My latest CSA share pick up was yet another exciting parcel. It consisted of a smoked ham steak, pork chops, lamb osso bucco, lamb chops, and lamb shanks. Lamb happens to be one of my favorite meats so I was overjoyed at the abundance of it and look forward to sharing different preparations of it with you this month. I also still have hot Italian sausages, ground pork, and a lamb steak left from last month so I guess there will be more meaty recipes than usual on this blog this month.
So far I’m really enjoying my meat CSA share. I love that I can talk directly with the producers about how the animals are raised, rather than trying to deduce it from packaging. With the exception of a couple slices of bacon, it’s completely negated my need to buy meat from the grocery store and has encouraged me to cook with cuts of meat I otherwise might not select. So was the case this week with the pork chops. Although in my head they seem very American, they rarely take center stage on my table. For whatever reason I’ve always thought of pork as a relatively bland and leathery meat. However, as I brainstormed a menu around my chops I had reason to be optimistic. I’d recently prepared a ham steak from my CSA share based on a recipe for Pork Tenderloin with Balsamic Onion-Fig Relish out of Cooking Light Fresh Food Fast. The resulting dish was so tender and flavorful that it caused me to rethink pork. I realized maybe my issue wasn’t with all pork, just the factory farm raised variety I was accustomed to buying from the grocery store. (I also recognize that over time I’ve developed into a much better cook so it’s also possible my refined techniques also help.)
This week I wanted to pair my pork with apples because beside being a match made in heaven it was also another great excuse to whiddle my apple supply. I knew I would be going apple picking again this weekend, this time with some local blogger friends, so I knew I should make a serious dent in my stash to make room for, you guessed it, more apples.
Another recipe adapted from Williams-Sonoma Essentials of Healthy Cooking, this dish of Cider-Braised Pork Chops didn’t disappoint. The pork chops are dusted in a spice mixture that includes, among other things, a nice bite of flavor from Chinese Five Spice Powder, and then browned in a skillet before braising in a mixture of chicken stock and apple cider (or in my case, fresh apple juice) apples and onions. Before serving the sauce is finished off with a little fat free evaporated milk (my favorite secret for adding rich flavor without a lot of saturated fat) and some red wine vinegar. The result is a dish sure to convert anyone who swears they don’t like pork. The creamy, caramel-y sauce is balanced out perfectly by the savoriness of the meat. I served it up with some simple orange and cinnamon scented roast carrots, but a potato or cauliflower mash would be equally irresistible. It’s a perfect dish for the increasingly chilly weather, especially with a small glass of ice cider.

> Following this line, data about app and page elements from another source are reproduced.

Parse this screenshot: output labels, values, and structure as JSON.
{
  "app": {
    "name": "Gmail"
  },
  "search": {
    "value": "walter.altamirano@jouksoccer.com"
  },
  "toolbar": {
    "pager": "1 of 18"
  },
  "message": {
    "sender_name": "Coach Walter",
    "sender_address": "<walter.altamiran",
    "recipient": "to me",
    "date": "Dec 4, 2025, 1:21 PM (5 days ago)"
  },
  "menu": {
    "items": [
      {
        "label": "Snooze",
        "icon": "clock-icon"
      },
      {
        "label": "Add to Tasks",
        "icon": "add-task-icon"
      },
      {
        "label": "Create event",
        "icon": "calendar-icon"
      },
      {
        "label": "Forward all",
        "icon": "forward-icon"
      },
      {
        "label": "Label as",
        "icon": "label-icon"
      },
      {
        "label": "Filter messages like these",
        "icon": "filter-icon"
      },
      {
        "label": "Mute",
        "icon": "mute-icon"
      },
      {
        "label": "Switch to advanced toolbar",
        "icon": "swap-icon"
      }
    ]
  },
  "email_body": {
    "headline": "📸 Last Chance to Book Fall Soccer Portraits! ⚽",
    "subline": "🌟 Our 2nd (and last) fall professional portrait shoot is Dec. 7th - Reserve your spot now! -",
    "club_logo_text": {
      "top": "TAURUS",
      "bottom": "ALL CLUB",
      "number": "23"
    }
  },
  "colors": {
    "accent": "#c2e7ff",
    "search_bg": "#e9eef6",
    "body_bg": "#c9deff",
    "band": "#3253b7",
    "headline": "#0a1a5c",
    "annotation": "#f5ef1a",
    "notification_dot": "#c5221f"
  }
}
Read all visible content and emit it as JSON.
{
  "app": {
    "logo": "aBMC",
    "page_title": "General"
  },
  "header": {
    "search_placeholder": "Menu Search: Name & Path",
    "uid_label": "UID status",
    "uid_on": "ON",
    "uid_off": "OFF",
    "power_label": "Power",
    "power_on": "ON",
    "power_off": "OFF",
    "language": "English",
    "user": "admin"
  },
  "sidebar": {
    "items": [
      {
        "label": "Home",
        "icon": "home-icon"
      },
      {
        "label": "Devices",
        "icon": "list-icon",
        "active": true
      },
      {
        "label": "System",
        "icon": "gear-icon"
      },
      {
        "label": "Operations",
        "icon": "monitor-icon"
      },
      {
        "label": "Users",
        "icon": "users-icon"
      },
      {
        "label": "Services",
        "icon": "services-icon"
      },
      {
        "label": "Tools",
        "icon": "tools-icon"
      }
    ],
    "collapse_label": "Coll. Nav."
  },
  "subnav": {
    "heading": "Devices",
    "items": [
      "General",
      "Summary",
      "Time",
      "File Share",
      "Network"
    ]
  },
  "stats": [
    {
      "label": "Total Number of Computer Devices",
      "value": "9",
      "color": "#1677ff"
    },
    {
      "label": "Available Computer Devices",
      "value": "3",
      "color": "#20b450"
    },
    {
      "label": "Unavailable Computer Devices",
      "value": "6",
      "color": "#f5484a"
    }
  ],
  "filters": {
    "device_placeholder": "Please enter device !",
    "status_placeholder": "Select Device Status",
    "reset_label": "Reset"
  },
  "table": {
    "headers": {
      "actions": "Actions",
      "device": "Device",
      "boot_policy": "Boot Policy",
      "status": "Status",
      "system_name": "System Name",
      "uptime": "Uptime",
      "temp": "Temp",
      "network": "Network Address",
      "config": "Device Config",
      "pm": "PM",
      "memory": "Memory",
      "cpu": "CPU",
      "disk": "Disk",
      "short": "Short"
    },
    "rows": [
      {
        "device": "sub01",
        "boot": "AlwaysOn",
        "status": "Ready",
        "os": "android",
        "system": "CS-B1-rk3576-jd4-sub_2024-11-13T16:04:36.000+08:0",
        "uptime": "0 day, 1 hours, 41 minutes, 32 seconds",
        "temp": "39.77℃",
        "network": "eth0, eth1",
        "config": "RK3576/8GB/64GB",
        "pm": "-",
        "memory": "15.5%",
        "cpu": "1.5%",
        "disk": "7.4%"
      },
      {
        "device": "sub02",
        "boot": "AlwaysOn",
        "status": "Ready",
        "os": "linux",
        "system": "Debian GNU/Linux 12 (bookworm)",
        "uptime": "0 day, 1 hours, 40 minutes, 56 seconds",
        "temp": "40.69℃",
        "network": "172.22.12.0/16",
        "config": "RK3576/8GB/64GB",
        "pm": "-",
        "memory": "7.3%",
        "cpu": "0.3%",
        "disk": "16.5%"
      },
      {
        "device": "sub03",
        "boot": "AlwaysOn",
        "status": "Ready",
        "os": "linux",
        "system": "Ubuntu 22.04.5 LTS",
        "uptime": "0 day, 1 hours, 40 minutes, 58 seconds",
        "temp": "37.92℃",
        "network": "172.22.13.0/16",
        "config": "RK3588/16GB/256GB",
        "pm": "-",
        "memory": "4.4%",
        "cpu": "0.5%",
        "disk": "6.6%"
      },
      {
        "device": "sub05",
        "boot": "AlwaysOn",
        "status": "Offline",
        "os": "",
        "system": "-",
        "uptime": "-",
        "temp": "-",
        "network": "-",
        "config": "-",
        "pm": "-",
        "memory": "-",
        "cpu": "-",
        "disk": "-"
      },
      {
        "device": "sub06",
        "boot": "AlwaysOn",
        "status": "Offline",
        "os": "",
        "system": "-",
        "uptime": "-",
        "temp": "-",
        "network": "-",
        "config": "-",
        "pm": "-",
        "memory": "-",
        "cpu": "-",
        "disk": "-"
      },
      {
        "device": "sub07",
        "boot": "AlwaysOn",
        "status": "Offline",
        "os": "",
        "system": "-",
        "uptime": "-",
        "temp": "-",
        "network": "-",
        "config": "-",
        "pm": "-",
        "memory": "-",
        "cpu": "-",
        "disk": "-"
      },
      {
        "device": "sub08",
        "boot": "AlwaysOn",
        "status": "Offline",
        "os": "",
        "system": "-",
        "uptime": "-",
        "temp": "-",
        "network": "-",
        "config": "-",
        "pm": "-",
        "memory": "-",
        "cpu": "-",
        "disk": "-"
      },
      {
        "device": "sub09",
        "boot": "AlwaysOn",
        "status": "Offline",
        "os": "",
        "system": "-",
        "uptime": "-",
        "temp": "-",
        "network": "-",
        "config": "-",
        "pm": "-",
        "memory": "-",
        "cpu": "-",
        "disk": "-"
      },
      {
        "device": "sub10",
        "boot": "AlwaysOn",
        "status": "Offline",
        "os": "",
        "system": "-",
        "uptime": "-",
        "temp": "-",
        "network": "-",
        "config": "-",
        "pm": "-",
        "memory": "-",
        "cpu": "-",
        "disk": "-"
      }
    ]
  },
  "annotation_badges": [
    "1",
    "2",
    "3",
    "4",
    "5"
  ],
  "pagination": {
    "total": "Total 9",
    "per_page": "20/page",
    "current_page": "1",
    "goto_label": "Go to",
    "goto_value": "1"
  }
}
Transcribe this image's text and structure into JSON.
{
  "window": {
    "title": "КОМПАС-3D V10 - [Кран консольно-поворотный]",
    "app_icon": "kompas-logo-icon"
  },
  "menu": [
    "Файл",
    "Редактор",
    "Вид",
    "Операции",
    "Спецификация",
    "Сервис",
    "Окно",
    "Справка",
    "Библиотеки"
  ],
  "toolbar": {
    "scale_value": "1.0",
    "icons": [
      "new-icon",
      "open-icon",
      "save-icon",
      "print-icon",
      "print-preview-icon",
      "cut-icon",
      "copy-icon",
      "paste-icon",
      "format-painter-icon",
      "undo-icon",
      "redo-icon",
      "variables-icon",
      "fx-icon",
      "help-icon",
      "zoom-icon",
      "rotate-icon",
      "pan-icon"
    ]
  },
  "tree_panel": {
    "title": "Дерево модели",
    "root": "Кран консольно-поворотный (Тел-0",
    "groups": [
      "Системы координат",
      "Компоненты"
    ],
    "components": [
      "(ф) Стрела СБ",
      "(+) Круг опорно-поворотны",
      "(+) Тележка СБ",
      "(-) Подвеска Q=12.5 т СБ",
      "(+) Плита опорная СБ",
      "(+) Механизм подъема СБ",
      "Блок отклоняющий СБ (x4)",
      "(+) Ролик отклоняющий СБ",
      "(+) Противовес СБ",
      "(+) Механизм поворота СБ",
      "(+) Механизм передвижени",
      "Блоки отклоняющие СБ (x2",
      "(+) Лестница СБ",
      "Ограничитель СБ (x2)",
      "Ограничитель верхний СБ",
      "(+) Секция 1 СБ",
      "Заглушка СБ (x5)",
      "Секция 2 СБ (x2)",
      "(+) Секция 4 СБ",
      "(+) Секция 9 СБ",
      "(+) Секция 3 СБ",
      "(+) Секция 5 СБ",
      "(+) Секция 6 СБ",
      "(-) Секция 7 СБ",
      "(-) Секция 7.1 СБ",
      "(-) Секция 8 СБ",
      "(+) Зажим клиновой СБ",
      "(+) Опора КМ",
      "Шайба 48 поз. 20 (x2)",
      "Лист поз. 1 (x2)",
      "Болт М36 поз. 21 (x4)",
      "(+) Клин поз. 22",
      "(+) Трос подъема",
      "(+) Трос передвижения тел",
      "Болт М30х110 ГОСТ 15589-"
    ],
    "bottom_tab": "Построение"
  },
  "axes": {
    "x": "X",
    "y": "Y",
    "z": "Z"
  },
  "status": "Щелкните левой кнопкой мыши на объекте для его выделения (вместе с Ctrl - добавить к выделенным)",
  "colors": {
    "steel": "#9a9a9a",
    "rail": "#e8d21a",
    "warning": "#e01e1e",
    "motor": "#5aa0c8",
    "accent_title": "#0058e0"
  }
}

Adapted from Williams-Sonoma Essentials of Healthful Cooking
-1 teaspoon dried oregano
-1/2 teaspoon five-spice powder
-1/2 teaspoon sweet paprika
-1/2 teaspoon kosher salt
-1/4 teaspoon ground black pepper
-4 thin boneless center-cut pork loin pork chops, about 1 pound total weight (trimmed of all visible fat)
-4 teaspoons canola oil
-1/3 cup fresh apple juice or apple cider
-2 tablespoons red wine vinegar
-1 small apple, peeled, cored and cut into 8 wedges
-1 cup reduced-sodium, fat free chicken broth
-1/4 cup evaporated fat free milk
Make the spice rub for your chops by stirring together the first five ingredients.
Coat the pork chops evenly on both sides with the spice rub. Set meat aside to rest for 10 minutes.
Meanwhile, in a large, deep, frying pan over medium-high heat, warm 2 teaspoons of the canola oil. Add the onion and saute until lightly browned, about five minutes. Transfer to a plate.
Add the remaining 2 teaspoons of oil to the pan and return it to the medium-high heat. Add the pork chops and sear until lightly browned on the bottom, about 4 minutes. Turn and brown the meat on the other side, 3-4 minutes. Transfer the meat to the plate holding the onion.
Return the pan to medium heat and pour in the apple juice (or cider) and vinegar. Using a wooden spoon, scrape up all the brown bits from the pan bottom. Return the meat and onion to the pan and place apple wedges and onions on top of the meat. Pour in the broth, cover, and simmer until the pork chops are opaque throughout, about 10 minutes, reducing the heat as the liquid begins to boil.
Transfer the chops, apple wedges, and onion to a warmed platter. Pour the milk into the pan, raise the heat to high, and boil until the liquid is reduced by one third, about five minutes. Pour the sauce over the chops and serve immediate.